In general, all these sites are focused around blogging and guest blogging in one way or the other. What it all comes down to is that you can go to any of those sites and find blog owners interested in having some quality content published on their sites.
There are various ways of using these platforms and they depend on the individual platform in question. Let me give you an example on how to conduct a little research on MyBlogGuest (MBG). The site itself is a community of guest bloggers. It’s a place where site owners and bloggers meet to submit, bid on, and accept various posts for publication.
Now, what you can do is go to MBG, browse through the Articles Gallery in any category and look for patterns. Take a close look at a handful of articles and see what sites the authors link to from their bio boxes.

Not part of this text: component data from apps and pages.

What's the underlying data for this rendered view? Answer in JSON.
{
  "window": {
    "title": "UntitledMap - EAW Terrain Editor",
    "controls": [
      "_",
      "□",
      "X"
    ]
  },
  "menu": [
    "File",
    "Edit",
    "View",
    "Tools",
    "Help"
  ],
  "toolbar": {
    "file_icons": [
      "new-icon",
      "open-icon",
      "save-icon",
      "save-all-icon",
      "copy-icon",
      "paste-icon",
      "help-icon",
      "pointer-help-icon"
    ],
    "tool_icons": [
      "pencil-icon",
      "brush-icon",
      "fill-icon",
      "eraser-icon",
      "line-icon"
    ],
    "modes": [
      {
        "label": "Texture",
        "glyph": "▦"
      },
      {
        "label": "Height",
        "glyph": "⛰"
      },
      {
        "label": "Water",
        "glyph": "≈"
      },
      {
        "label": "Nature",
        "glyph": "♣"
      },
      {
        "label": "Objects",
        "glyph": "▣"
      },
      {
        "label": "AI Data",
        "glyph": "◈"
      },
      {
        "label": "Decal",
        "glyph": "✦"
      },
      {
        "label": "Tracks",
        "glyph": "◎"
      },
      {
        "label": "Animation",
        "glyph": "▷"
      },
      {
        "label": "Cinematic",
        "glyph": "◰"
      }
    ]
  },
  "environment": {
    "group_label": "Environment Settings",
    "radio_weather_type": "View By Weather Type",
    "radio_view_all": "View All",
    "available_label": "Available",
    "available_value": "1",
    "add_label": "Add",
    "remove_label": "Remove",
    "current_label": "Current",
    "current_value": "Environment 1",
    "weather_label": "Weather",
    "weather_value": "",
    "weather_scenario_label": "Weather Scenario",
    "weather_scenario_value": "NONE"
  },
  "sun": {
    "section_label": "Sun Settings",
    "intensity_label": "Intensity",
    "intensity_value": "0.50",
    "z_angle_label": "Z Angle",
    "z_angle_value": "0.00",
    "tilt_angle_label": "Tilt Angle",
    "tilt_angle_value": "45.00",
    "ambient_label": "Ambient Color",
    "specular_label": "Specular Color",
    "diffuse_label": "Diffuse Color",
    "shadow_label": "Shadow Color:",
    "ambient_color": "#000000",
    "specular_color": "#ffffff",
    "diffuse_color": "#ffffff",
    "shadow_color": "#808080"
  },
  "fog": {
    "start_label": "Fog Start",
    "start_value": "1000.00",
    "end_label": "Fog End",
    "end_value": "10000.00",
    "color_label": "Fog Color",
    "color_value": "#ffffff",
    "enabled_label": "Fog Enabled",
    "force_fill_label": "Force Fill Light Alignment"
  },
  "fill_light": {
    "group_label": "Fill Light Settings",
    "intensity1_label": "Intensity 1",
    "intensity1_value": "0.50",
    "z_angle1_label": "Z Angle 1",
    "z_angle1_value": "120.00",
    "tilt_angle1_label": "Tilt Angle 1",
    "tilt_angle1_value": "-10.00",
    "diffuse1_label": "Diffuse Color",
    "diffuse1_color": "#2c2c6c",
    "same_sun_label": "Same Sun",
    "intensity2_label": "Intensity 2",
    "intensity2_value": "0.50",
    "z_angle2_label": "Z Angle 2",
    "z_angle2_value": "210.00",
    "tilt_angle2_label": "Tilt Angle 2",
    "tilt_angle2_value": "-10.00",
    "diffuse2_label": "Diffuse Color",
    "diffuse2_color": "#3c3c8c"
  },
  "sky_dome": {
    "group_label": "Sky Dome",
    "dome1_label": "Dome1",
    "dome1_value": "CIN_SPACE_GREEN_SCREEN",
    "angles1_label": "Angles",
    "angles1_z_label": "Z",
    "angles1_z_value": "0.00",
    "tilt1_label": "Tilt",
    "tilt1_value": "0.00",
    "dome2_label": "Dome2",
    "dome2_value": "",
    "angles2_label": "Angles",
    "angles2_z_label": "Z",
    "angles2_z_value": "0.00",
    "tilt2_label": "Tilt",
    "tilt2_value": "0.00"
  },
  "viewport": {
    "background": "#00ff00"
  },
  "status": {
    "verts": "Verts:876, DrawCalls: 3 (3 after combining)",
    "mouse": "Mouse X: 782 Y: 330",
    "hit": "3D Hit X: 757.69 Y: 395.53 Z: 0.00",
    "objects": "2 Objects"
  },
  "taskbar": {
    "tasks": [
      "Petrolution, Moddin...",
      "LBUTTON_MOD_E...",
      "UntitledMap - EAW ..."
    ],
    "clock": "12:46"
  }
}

If a given site is linked to from a number of articles then the site owner is likely paying a content marketer to get those articles rolled out. With this data, you can go ahead and reach out to some of these site owners with your counteroffer.
The above method is something you can also do on sites you find through Google. Do some sniffing around, find what guest bloggers are linking to, and then reach out to those sites with your offer.
6. Become the go-to local guy
Going back to the stats:
Small businesses that blog get 126% more lead growth than small businesses that do not blog. I’m sure there are many small businesses in your area. They are all your potential clients. That’s simply because not everyone searches for help online. Some business owners still rely more on recommendations from their friends or search for reputable local professionals through more traditional channels. After all, if your washing machine breaks down, you’re not likely to search for a professional 200 miles away, right? So, building a go-to local guy status is something that always pays off and it can even help you evolve in the long run.
In my opinion, the best way of achieving such a status is through free work. You can offer free services to whoever might be interested in them. But make the services simple one-off tasks as opposed to full-blown blogging campaigns. The idea is to get on many people’s radar, so when the right time comes, they know exactly who to recommend.
7. Partner with your peers
This one is simple. Partner with consultants who handle a slightly different kind of work than you do… People like SEO consultants, WordPress developers, designers, and so on.
Since they do a lot of work themselves, every now and then, they will probably have a project for you that’s outside of their comfort zone. Of course, you should reciprocate and point people towards them too whenever you have the chance.
8. Service your leads properly
Sometimes, the easiest way to lose a sale is when you already think you’ve got it. What I’m trying to say is that you actually don’t have a client until there’s a signature on the contract or money in your bank account.
From my point of view, the process of getting leads is about creativity and being seen as an attractive person to work with (business-wise). But converting those leads to clients is pure science. It’s about being professional to the beat and making it possible for the client to make their decision as seamlessly as possible. Since it’s the 21st century, you can use a tool like Bidsketch to achieve this professional feel. In short, Bidsketch is a client proposal software – it helps you design, prepare and send out proposals. Then, it also lets your clients sign them electronically.
The secret is to craft your proposal to hit all of the right buttons with your client. For instance: list the benefits of working with you, provide various payment options, mention the data security and backing up systems you’re using, even provide a guarantee. The more you do that’s in tune with the traditional dogma of salesmanship, the better. For more help, you can also check out what Greg Ciotti has to say about freelance marketing (here).
This guide has actually gotten really “extended”. I hope you’re not mad, but I did want to mention all the things that have worked for me, and which I believe will work for you as well. I guess the next step is to take action and prepare your personal freelance blogging campaign. Feel free to let me know what you think about the idea, and as always, every question is welcome.